> Task instructions
The records below need to be copied in full. Match them exactly.
-=-=-
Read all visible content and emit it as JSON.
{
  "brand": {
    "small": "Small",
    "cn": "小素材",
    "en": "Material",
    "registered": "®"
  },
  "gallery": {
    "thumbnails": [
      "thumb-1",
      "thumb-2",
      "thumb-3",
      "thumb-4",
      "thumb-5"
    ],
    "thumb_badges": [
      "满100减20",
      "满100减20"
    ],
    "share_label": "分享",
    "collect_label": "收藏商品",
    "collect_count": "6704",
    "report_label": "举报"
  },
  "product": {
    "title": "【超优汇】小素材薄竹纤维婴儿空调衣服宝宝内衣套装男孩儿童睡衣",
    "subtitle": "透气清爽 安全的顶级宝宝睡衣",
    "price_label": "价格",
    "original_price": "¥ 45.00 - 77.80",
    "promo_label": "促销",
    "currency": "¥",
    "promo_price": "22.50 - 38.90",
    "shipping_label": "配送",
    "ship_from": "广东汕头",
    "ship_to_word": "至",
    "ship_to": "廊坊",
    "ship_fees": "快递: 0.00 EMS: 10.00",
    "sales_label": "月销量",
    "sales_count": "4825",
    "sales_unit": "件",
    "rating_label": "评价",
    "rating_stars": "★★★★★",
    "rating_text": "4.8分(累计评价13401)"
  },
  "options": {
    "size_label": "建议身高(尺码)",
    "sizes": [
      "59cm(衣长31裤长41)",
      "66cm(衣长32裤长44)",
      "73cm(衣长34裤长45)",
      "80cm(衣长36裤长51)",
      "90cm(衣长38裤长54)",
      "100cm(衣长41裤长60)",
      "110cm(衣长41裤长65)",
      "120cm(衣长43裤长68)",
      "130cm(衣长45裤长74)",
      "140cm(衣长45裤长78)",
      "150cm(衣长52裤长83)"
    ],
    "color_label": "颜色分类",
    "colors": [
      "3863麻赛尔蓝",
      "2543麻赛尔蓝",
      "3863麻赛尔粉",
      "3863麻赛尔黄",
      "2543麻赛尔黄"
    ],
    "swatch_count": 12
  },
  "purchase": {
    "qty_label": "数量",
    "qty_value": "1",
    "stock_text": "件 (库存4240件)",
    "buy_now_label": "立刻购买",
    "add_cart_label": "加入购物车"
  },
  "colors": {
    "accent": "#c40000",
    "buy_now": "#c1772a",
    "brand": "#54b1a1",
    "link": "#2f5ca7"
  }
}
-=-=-
> Response
Read all visible content and emit it as JSON.
{
  "brand": {
    "small": "Small",
    "cn": "小素材",
    "en": "Material",
    "registered": "®"
  },
  "gallery": {
    "thumbnails": [
      "thumb-1",
      "thumb-2",
      "thumb-3",
      "thumb-4",
      "thumb-5"
    ],
    "thumb_badges": [
      "满100减20",
      "满100减20"
    ],
    "share_label": "分享",
    "collect_label": "收藏商品",
    "collect_count": "6704",
    "report_label": "举报"
  },
  "product": {
    "title": "【超优汇】小素材薄竹纤维婴儿空调衣服宝宝内衣套装男孩儿童睡衣",
    "subtitle": "透气清爽 安全的顶级宝宝睡衣",
    "price_label": "价格",
    "original_price": "¥ 45.00 - 77.80",
    "promo_label": "促销",
    "currency": "¥",
    "promo_price": "22.50 - 38.90",
    "shipping_label": "配送",
    "ship_from": "广东汕头",
    "ship_to_word": "至",
    "ship_to": "廊坊",
    "ship_fees": "快递: 0.00 EMS: 10.00",
    "sales_label": "月销量",
    "sales_count": "4825",
    "sales_unit": "件",
    "rating_label": "评价",
    "rating_stars": "★★★★★",
    "rating_text": "4.8分(累计评价13401)"
  },
  "options": {
    "size_label": "建议身高(尺码)",
    "sizes": [
      "59cm(衣长31裤长41)",
      "66cm(衣长32裤长44)",
      "73cm(衣长34裤长45)",
      "80cm(衣长36裤长51)",
      "90cm(衣长38裤长54)",
      "100cm(衣长41裤长60)",
      "110cm(衣长41裤长65)",
      "120cm(衣长43裤长68)",
      "130cm(衣长45裤长74)",
      "140cm(衣长45裤长78)",
      "150cm(衣长52裤长83)"
    ],
    "color_label": "颜色分类",
    "colors": [
      "3863麻赛尔蓝",
      "2543麻赛尔蓝",
      "3863麻赛尔粉",
      "3863麻赛尔黄",
      "2543麻赛尔黄"
    ],
    "swatch_count": 12
  },
  "purchase": {
    "qty_label": "数量",
    "qty_value": "1",
    "stock_text": "件 (库存4240件)",
    "buy_now_label": "立刻购买",
    "add_cart_label": "加入购物车"
  },
  "colors": {
    "accent": "#c40000",
    "buy_now": "#c1772a",
    "brand": "#54b1a1",
    "link": "#2f5ca7"
  }
}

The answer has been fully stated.